  14. thanks for all the advice. the music we play is hard rock, so obviously it's loud. I will try the eq'ing suggestions at the next practice......maybe I should have gone with the 2x10 instead of the 15???? Thats what I get for trying to save $50!!
  15. ca·coph·o·ny (k-kf-n)
    n. pl. ca·coph·o·nies
    1. Jarring, discordant sound; dissonance: heard a cacophony of horns during the traffic jam.
    2. The use of harsh or discordant sounds in literary composition, as for poetic effect.


    [French cacophonie, from Greek kakophni, from kakophnos, cacophonous; see cacophonous.]

    ummm...maybe your band should try playing MUSIC, instead...
  16. Right...maybe its time for a new amp AND a new bass!!! :meh:
  17. ...and maybe also some new bandmates???
  18. Gronk


    Dec 14, 2005
    Sydney, Australia
    I think the guitar pup is hurting you.

    I have a Yorkville BM200, same as your's I think but with a tweeter. In my last band I had two guitarists. One had a 100w Marshall stack, the other had a 50w Ashton stack. During band practices I could be heard fine. I did put my amp on a table or chair, it does help. I also played with a hardcore metal band for a while. 3 guitarists, all with stacks. I managed to be heard 99% of the time. When I couldn't be heard, I simply asked the guitarists to turn their amps down a bit.
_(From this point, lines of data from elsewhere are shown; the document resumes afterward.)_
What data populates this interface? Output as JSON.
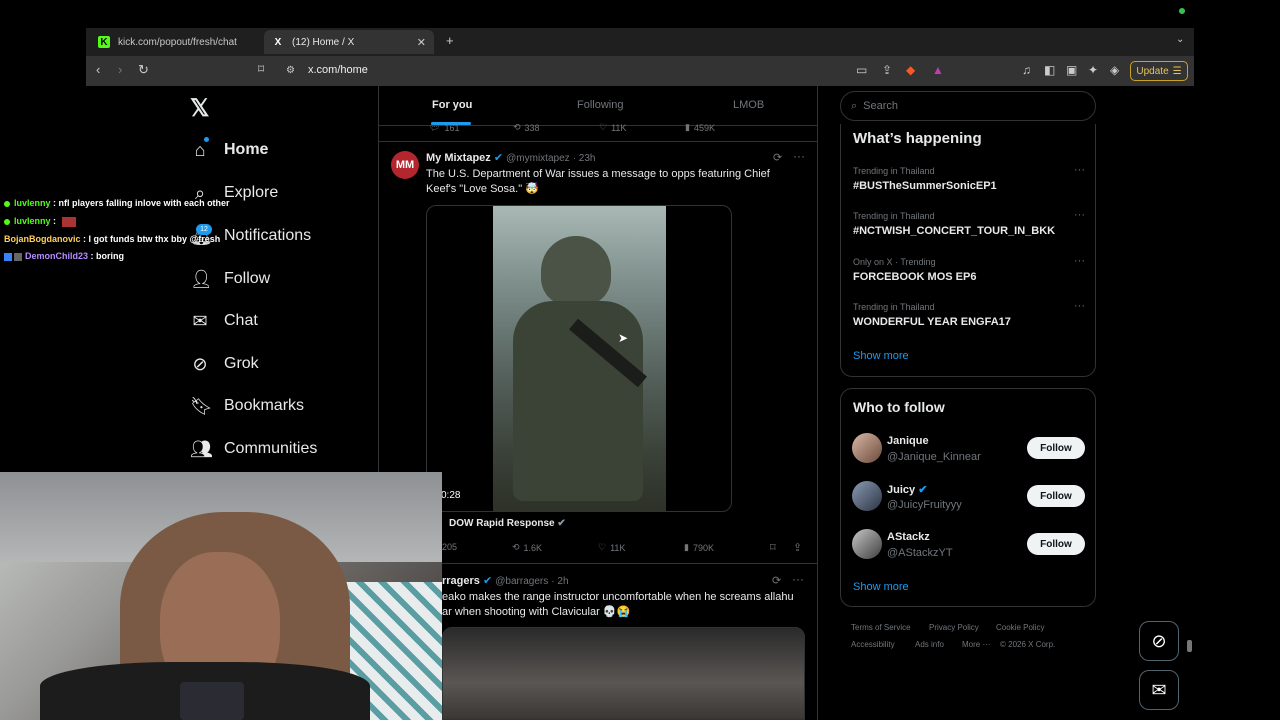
{
  "browser": {
    "tabs": [
      {
        "label": "kick.com/popout/fresh/chat",
        "favicon": "K"
      },
      {
        "label": "(12) Home / X",
        "favicon": "X"
      }
    ],
    "url": "x.com/home",
    "update_label": "Update"
  },
  "nav": {
    "items": [
      {
        "label": "Home",
        "icon": "home-icon"
      },
      {
        "label": "Explore",
        "icon": "search-icon"
      },
      {
        "label": "Notifications",
        "icon": "bell-icon"
      },
      {
        "label": "Follow",
        "icon": "person-add-icon"
      },
      {
        "label": "Chat",
        "icon": "mail-icon"
      },
      {
        "label": "Grok",
        "icon": "grok-icon"
      },
      {
        "label": "Bookmarks",
        "icon": "bookmark-icon"
      },
      {
        "label": "Communities",
        "icon": "people-icon"
      }
    ],
    "notifications_badge": "12"
  },
  "chat_overlay": [
    {
      "user": "luvlenny",
      "text": ": nfl players falling inlove with each other",
      "color": "#53fc18"
    },
    {
      "user": "luvlenny",
      "text": ":",
      "color": "#53fc18"
    },
    {
      "user": "BojanBogdanovic",
      "text": ": I got funds btw thx bby @fresh",
      "color": "#ffd15c"
    },
    {
      "user": "DemonChild23",
      "text": ": boring",
      "color": "#b48cff"
    }
  ],
  "feed": {
    "tabs": [
      "For you",
      "Following",
      "LMOB"
    ],
    "prev_stats": [
      "161",
      "338",
      "11K",
      "459K"
    ],
    "post1": {
      "author": "My Mixtapez",
      "handle": "@mymixtapez",
      "time": "· 23h",
      "text": "The U.S. Department of War issues a message to opps featuring Chief Keef's \"Love Sosa.\" 🤯",
      "duration": "0:28",
      "source": "DOW Rapid Response",
      "replies": "205",
      "reposts": "1.6K",
      "likes": "11K",
      "views": "790K"
    },
    "post2": {
      "author": "rragers",
      "handle": "@barragers",
      "time": "· 2h",
      "text": "eako makes the range instructor uncomfortable when he screams allahu",
      "text2": "ar when shooting with Clavicular 💀😭"
    }
  },
  "right": {
    "search_placeholder": "Search",
    "whats_happening": "What’s happening",
    "trends": [
      {
        "context": "Trending in Thailand",
        "name": "#BUSTheSummerSonicEP1"
      },
      {
        "context": "Trending in Thailand",
        "name": "#NCTWISH_CONCERT_TOUR_IN_BKK"
      },
      {
        "context": "Only on X · Trending",
        "name": "FORCEBOOK MOS EP6"
      },
      {
        "context": "Trending in Thailand",
        "name": "WONDERFUL YEAR ENGFA17"
      }
    ],
    "show_more": "Show more",
    "who_to_follow": "Who to follow",
    "follow_suggestions": [
      {
        "name": "Janique",
        "handle": "@Janique_Kinnear",
        "verified": false
      },
      {
        "name": "Juicy",
        "handle": "@JuicyFruityyy",
        "verified": true
      },
      {
        "name": "AStackz",
        "handle": "@AStackzYT",
        "verified": false
      }
    ],
    "follow_label": "Follow",
    "footer": [
      "Terms of Service",
      "Privacy Policy",
      "Cookie Policy",
      "Accessibility",
      "Ads info",
      "More ···",
      "© 2026 X Corp."
    ]
  },
  "colors": {
    "accent": "#1d9bf0",
    "kick_green": "#53fc18"
  }
}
No point practicing if you can only hear one instrument!

    So yea, I'd say either get a new pup, or better yet, a new bass if you feel your up to that point.
  19. Um... what?
  20. So a longer scale bass will help me to be heard? What about pickups....the hotter the better, I guess??